"Smoke Detector" - The best lyric on the entire album to me is the second verse when Lewis sings "I took a man back to my room/I was smoking him in bed" then for the rest of the song she only sings "I was smoking in bed." It's like a wink to the audience, only in lyric form. The song is very 60s-simple pop as well, but there are still sleazy LA dark bits around the edges. I love the way that they made a light sounding album full of so much dark little bits sprinkled throughout the songs. Most people say its their worst record, but I really think Under the Blacklight was a great step in a new direction for the band. Unfortunately, with Jenny Lewis rising as a solo artist and the strain of a breakup and increased success, it could be their last.

Non-Album Tracks
"The Frug" - Some of the best Rilo Kiley songs are beautiful for their simplicity. This is one of the best for that reason alone, but the utter catchiness of the melody does a lot to help.

"Teenage Love Song" - Most of the time its annoying when non-teens sing about teenage life, but the attitude Jenny Lewis has as she sings forlornly on this track makes me believe she can fit back into a teen mindset. The song is simple, heartbreaking, humorous, and somehow very calm.


Michael said...

I've found it really interesting that in all (most?) of your Take Two's thus far, you've had no room for my favorite song from each band. Notably here: No love for "The Good That Won't Come Out?" Shit. That's my favorite RK song, like, ev. ar.

Keep up the great writing.

Jay Allbritton said...

Great post about a great band. I think it's important to note that Jenny and Blake broke up long before Under the Blacklight. They broke up between Take Offs and Landings and The Execution of All Things. So their last three albums have featured several break up songs that the two have written about each other. Breakin' Up strikes me as being as much about revisiting her break up with Blake as it is about the band possibly breaking up. It looks like they're going to do at least one more tour though, since at least two members have confirmed a b-sides and rarities collection for later this year or next year.

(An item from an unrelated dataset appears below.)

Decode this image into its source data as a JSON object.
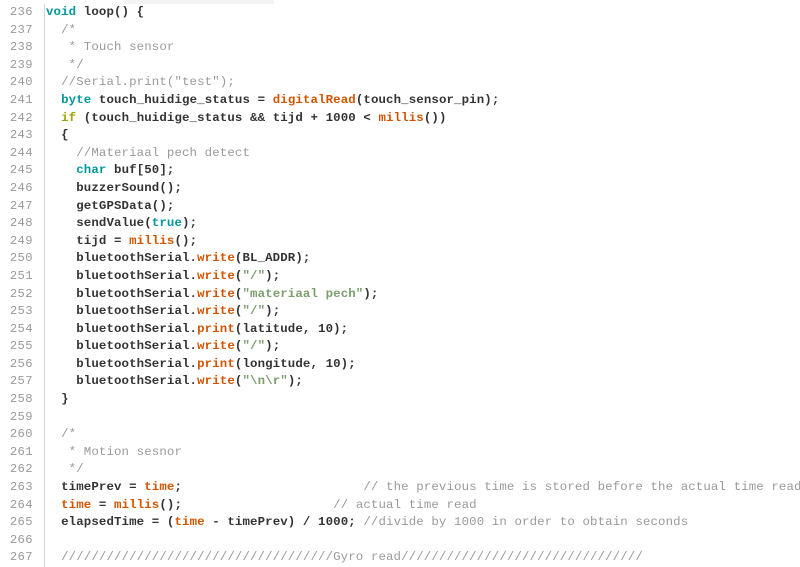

Word on the street is that they'll tour in support of that collection.